So when athletic director Tim Curley said of new men’s basketball coach Patrick Chambers, “There will be no one better at promoting, marketing, and selling the Penn State basketball program 24/7, 365,” he wasn’t just delivering a throwaway line.
Chambers is a guy whose sales experience goes beyond recruiting basketball players. He majored in marketing at Philadelphia University and began his professional life as a copier salesman.
“Bottom of the barrel,” he said Monday afternoon, not long after he was formally introduced to the Penn State community at a press conference/welcome party in the auxiliary gym at the Bryce Jordan Center. “Probably the toughest thing to sell.
“And it really just made me get more organized, created a work ethic I’d never had before. It made me get up early, really pound the pavement, it made me work on developing relationships. And follow-up. … You’ve got to follow up. You can’t just say, ‘Hey, I’m giving you a scholarship; talk to you in a couple of months.’ You’ve got to be consistent. You’ve got to follow up, and that’s what I’m going to do.”
There are those who say selling Penn State as a destination for blue-chip basketball recruits might be just as challenging. When Ed DeChellis ’82 resigned in early May, he faced questions about whether the Penn State administration was truly committed to basketball, partly because of stuff like this: In February, the Nittany Lions had to practice in the IM Building because their home court, the Bryce Jordan Center, was booked with a Bon Jovi concert and a career fair.
Asked about that Monday, Chambers said. “I’m solution-driven.” (Marketing major, remember?) And then he added, “The whole Bon Jovi thing is comical to me. As long as there’s 94 by 50 feet, two rims and a basketball … I played outdoors in Philadelphia. In Chester. Avalon, New Jersey.
“I’m not saying it wouldn’t have bothered me,” he added. “All I’m saying is we’ve got to find the solution, that’s all. I think this administration is going to find solutions. And they’re committed to winning, they’re committed to this program, they’re committed to me, they’re committed to hiring a great staff.”
As Chambers talked, his voice got louder, and his cadence got quicker. It’s clear that he likes to talk. Early reports from Boston University, where he had coached for the past two years, and Villanova, where he had risen to associate head coach under Jay Wright, spoke of Chambers’ energy and his recruiting prowess. His energy was evident as he glad-handed reporters, thanked his large family (50 or so of whom were in the audience), praised his coaches and mentors, and promised that he would do everything possible to win more fans, starting the latter by borrowing women’s coach Coquese Washington’s golf cart.
“I’m going to drive around in the golf cart and throw some T-shirts out there and throw some attitude bands and whatever I can do,” he said. “We’re going to the café and the dining hall and get on tables and do dorm storm and whatever we’re allowed to do, we’re going to do it. We’re going to be seen in this community often.”
And as for on the court?

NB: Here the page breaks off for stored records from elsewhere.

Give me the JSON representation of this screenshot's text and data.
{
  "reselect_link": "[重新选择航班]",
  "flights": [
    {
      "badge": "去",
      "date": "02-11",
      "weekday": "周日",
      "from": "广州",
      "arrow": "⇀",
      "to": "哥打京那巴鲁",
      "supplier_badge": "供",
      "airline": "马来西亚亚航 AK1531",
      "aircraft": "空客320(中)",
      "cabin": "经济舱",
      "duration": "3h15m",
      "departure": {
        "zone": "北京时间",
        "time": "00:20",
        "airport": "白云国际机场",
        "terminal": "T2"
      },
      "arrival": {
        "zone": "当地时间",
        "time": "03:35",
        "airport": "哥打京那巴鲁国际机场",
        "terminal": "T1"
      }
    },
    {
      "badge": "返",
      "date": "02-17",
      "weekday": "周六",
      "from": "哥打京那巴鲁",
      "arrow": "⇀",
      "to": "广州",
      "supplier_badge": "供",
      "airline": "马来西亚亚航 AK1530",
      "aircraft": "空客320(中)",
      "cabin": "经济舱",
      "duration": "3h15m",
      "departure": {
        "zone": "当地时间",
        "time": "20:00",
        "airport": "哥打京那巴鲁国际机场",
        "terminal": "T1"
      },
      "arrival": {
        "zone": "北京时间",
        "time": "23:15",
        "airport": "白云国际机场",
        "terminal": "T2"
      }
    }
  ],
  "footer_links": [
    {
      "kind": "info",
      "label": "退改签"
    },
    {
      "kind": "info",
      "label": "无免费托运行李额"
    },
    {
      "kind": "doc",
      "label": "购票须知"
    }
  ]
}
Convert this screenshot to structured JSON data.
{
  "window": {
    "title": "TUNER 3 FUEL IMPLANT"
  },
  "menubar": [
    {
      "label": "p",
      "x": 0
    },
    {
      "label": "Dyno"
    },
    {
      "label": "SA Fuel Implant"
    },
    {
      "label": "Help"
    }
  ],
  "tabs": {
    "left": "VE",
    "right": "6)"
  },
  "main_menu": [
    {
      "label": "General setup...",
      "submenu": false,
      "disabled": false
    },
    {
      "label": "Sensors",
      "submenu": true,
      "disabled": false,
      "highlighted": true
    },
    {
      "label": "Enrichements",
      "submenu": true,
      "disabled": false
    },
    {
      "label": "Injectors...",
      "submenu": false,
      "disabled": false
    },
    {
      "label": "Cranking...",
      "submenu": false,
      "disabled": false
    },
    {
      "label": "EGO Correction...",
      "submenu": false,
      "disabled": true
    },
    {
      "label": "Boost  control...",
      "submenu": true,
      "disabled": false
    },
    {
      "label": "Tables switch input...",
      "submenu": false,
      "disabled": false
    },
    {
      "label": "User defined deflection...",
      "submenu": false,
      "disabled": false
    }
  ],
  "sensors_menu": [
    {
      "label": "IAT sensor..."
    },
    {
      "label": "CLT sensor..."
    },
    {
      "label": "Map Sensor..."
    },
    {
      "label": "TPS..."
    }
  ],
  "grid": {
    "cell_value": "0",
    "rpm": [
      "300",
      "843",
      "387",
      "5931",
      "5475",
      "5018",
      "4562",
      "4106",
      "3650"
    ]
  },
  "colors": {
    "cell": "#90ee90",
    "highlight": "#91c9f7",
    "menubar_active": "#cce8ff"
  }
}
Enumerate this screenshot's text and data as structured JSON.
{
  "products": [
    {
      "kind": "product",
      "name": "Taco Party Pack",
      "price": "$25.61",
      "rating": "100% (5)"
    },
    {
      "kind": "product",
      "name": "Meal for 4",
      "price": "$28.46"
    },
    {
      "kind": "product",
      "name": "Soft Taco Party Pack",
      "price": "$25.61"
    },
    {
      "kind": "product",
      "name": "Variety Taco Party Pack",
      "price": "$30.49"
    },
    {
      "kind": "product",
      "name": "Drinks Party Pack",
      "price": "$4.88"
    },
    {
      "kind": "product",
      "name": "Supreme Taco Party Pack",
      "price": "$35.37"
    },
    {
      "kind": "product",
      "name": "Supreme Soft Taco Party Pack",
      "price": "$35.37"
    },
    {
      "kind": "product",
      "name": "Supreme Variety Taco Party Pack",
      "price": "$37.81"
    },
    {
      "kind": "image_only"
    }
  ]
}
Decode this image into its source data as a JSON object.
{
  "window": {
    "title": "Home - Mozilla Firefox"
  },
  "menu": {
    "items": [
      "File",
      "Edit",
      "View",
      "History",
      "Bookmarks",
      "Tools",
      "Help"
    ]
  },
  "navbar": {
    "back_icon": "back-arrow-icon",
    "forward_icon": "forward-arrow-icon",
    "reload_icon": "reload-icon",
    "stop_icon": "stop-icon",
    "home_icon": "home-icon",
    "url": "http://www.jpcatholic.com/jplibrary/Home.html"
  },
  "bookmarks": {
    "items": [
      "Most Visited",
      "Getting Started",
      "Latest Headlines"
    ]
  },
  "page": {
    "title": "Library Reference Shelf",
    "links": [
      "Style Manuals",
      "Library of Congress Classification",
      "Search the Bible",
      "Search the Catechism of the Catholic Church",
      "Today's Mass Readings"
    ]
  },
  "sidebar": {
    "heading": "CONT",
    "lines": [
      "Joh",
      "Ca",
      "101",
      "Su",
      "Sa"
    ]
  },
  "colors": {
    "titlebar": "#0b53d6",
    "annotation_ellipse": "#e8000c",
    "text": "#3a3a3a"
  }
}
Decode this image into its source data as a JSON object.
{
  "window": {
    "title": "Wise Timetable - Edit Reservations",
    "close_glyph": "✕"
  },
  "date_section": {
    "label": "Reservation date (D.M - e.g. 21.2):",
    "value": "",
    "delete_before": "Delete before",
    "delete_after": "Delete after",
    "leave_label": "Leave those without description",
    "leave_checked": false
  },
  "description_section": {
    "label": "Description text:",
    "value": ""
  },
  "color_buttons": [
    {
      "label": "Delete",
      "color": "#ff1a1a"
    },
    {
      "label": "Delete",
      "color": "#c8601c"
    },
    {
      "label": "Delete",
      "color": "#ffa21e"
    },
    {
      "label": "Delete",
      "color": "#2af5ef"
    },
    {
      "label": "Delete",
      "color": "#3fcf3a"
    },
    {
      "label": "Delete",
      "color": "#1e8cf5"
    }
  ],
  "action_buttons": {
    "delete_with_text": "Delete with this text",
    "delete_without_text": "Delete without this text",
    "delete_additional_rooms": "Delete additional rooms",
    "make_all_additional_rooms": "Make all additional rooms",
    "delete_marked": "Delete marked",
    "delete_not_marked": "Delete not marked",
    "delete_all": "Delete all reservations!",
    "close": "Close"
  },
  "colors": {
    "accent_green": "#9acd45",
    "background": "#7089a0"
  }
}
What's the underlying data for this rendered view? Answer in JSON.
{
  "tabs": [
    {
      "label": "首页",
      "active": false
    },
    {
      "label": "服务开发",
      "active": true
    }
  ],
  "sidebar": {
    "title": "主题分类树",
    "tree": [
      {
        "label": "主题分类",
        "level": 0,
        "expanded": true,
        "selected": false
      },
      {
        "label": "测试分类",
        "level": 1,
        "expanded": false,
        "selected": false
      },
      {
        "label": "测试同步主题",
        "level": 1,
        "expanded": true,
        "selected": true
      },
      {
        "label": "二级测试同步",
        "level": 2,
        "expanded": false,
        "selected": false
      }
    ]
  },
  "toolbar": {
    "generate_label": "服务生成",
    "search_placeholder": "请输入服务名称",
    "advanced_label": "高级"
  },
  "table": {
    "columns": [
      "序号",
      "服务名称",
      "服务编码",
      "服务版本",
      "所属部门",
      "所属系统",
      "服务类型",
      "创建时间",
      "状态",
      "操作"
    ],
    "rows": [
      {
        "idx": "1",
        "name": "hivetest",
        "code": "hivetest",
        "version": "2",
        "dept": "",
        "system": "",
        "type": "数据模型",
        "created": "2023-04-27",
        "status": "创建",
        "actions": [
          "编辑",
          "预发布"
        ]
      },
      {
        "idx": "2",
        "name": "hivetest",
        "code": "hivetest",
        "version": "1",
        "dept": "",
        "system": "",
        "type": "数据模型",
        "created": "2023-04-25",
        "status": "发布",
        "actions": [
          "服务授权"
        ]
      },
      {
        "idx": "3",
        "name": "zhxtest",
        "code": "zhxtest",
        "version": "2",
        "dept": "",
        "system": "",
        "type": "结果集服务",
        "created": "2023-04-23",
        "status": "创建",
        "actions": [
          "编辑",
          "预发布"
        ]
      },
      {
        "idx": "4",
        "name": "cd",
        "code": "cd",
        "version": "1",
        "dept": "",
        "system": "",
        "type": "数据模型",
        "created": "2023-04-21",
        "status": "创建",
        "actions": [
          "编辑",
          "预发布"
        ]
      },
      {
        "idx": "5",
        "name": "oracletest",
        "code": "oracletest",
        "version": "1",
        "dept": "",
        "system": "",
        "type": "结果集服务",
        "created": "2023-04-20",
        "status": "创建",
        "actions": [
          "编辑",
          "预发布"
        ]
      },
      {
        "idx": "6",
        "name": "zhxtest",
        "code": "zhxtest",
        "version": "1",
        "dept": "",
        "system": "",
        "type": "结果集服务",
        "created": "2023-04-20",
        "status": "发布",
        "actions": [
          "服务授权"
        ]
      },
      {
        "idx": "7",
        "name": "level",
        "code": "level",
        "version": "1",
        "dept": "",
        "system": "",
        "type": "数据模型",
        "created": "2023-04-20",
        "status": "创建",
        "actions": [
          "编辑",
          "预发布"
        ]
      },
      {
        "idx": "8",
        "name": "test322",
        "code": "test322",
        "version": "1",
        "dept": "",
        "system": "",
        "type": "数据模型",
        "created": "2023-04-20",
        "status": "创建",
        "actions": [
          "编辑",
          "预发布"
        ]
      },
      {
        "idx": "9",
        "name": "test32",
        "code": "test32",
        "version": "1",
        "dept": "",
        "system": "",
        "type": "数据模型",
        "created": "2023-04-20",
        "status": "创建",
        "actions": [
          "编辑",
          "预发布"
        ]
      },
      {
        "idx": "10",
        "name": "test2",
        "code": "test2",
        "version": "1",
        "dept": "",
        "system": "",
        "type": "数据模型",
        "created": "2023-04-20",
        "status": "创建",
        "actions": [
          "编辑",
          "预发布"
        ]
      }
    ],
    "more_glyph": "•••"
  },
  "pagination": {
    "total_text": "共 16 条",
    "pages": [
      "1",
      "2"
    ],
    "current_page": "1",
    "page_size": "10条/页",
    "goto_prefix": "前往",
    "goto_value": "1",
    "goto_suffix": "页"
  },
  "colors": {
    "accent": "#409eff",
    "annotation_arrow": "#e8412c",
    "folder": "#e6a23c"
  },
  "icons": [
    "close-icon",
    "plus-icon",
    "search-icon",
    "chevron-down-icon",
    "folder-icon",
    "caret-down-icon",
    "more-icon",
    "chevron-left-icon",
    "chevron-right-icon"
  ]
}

“We’re going to play up-tempo, we’re going to push the ball,” he said. “We want to get layups; if we don’t get layups we’re going to shoot 3s. We’re going to play with great confidence; we’re going to create great habits every single day to prepare us for the most difficult environments in the Big Ten. On the other end, we’re going to defend and we’re going to rebound, we’re going to be in stances, we’re going to talk, we’re going to dive, take charges. We’re going to scrap for every inch to make sure we compete on a daily basis.
“The goal is to be the best team we can be by the end of the year, the best team that we can be. The foundation is here. The bricks have been laid: NIT Championship, NCAA Tournament berth. We need to continue on that path of consistency.”
Lori Shontz, senior editor